• **Problem description**: Lines with the word "this" are the answer; copy each of them from the data below.
═════ Provided material ═════
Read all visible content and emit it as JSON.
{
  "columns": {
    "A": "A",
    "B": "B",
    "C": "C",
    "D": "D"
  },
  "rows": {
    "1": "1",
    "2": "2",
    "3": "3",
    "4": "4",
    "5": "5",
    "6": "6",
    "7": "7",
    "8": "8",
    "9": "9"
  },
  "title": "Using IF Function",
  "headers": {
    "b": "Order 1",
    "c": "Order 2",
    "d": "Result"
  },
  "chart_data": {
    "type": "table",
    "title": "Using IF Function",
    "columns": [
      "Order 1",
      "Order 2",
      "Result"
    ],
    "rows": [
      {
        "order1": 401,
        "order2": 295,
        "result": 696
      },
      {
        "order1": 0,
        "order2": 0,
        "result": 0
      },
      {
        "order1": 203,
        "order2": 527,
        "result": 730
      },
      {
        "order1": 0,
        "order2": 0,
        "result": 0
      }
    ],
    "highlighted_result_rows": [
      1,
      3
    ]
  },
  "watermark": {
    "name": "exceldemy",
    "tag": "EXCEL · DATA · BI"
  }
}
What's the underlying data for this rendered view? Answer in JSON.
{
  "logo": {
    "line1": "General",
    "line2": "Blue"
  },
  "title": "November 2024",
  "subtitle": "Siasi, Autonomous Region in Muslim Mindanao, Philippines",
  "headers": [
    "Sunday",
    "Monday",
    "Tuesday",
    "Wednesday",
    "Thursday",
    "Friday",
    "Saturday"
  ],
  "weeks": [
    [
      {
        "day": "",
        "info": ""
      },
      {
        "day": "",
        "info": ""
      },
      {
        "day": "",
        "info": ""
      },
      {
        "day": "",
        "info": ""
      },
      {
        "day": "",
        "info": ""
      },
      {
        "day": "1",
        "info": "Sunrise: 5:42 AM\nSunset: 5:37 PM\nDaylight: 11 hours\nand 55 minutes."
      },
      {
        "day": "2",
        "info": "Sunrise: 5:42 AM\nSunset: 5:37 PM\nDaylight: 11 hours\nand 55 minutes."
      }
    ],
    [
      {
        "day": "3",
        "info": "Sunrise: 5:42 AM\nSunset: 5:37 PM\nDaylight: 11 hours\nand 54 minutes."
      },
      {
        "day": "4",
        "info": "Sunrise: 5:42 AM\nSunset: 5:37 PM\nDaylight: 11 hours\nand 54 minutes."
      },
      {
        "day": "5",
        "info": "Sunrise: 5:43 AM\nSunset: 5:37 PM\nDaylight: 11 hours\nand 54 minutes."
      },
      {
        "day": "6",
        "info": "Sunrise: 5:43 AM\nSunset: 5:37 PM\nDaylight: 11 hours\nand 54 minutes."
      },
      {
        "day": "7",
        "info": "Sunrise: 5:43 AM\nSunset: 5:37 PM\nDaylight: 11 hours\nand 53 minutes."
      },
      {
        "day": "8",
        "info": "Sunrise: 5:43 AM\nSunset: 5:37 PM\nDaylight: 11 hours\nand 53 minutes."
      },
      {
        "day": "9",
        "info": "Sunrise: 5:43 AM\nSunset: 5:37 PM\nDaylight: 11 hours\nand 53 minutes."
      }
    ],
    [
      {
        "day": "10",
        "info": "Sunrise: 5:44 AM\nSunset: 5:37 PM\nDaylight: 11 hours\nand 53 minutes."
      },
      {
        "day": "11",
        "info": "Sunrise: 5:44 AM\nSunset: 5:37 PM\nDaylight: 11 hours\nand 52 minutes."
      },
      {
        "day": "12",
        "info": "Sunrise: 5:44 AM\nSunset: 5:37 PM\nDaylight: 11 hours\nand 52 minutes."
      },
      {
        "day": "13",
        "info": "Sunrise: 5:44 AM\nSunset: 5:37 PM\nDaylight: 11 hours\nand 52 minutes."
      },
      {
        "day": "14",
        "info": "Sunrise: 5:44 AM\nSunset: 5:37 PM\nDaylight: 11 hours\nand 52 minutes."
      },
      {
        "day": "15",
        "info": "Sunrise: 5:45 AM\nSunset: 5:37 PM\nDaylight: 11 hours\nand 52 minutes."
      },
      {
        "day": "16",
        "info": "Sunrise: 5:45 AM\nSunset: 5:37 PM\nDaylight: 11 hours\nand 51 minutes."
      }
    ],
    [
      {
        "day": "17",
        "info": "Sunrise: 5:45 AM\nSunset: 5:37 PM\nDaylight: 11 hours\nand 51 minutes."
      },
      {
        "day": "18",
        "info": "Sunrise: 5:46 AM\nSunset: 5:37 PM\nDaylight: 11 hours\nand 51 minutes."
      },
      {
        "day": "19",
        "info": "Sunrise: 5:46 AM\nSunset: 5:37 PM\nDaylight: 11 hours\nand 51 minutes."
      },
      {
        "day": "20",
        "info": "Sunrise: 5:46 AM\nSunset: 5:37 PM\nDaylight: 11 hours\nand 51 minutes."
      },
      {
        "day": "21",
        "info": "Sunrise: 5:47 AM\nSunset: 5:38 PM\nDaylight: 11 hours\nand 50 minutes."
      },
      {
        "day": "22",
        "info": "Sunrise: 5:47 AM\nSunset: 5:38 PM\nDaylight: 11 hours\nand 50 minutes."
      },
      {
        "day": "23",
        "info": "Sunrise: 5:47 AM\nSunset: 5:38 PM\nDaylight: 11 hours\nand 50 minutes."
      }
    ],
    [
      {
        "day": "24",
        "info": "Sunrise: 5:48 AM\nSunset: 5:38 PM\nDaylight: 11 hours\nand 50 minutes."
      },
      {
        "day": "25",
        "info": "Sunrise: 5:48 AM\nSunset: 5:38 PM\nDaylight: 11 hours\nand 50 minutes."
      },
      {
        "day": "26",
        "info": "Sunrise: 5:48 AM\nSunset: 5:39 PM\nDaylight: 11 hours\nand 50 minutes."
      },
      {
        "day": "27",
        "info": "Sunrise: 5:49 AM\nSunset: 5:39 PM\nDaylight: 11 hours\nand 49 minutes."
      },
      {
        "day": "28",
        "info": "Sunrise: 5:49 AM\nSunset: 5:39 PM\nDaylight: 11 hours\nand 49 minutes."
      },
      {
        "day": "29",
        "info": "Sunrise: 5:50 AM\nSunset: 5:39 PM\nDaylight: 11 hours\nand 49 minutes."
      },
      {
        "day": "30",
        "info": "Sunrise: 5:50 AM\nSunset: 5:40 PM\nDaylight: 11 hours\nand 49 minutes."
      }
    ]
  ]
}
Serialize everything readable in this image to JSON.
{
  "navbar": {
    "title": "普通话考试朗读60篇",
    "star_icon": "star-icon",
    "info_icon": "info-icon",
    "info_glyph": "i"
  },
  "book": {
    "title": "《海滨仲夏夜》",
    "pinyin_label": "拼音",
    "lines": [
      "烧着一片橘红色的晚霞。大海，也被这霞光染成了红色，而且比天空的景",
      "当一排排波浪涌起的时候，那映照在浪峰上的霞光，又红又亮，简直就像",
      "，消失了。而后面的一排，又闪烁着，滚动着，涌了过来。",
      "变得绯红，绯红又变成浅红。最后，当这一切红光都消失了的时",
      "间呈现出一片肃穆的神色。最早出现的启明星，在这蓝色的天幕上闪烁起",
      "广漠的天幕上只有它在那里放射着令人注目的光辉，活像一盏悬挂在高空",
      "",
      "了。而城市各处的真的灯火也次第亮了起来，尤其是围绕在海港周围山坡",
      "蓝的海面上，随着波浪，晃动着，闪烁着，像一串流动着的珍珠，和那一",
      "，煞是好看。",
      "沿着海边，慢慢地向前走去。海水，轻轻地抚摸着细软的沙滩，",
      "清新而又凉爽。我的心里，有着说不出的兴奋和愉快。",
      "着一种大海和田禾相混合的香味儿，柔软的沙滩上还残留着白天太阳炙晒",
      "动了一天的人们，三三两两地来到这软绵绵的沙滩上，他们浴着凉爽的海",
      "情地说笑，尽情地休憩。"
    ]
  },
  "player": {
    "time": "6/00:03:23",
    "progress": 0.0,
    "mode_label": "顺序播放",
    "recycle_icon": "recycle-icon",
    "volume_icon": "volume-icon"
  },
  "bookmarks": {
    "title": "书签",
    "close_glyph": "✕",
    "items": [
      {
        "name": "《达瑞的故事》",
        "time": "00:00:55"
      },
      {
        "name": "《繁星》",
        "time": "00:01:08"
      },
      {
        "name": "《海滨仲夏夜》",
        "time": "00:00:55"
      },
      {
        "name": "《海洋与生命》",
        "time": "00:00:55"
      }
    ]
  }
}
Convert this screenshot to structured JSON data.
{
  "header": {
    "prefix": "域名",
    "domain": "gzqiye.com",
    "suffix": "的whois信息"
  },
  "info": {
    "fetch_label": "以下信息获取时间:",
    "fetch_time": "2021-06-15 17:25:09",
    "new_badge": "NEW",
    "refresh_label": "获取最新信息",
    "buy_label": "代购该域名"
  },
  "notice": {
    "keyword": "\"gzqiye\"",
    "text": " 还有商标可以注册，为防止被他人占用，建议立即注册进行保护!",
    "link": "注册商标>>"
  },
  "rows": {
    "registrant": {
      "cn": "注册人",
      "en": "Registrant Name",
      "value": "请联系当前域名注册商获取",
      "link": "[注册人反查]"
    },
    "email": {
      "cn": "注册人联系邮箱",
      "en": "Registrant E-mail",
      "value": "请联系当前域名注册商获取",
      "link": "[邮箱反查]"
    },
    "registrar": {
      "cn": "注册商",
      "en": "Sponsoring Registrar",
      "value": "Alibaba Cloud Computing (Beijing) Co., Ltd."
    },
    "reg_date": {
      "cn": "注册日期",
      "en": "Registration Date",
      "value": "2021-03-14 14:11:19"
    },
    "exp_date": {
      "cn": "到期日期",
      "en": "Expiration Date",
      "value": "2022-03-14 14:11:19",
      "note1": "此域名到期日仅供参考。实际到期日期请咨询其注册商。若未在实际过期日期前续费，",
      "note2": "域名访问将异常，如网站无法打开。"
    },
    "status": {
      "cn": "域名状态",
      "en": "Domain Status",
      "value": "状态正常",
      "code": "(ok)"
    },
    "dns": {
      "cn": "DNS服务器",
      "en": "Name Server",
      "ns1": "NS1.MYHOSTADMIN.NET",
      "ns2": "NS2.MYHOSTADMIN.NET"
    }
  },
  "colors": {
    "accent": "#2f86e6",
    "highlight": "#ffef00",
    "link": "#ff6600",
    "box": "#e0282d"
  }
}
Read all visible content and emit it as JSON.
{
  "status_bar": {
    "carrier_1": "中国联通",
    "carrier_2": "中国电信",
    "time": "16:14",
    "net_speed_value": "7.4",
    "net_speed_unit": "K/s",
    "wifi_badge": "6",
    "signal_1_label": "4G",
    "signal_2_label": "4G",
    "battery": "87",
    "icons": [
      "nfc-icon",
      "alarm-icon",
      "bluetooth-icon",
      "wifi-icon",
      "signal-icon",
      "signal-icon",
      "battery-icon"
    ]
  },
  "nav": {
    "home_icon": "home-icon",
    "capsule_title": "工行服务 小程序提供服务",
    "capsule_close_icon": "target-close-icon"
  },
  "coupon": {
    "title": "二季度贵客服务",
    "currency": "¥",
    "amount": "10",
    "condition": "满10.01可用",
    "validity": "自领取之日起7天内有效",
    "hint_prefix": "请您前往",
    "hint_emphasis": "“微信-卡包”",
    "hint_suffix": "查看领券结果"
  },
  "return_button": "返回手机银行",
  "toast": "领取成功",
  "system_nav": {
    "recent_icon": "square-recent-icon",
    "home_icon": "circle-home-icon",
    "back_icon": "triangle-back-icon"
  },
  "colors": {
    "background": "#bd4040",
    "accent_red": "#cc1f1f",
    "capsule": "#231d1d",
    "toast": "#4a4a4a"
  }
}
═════
• **Completed exercise**:
What's the underlying data for this rendered view? Answer in JSON.
Serialize everything readable in this image to JSON.
Convert this screenshot to structured JSON data.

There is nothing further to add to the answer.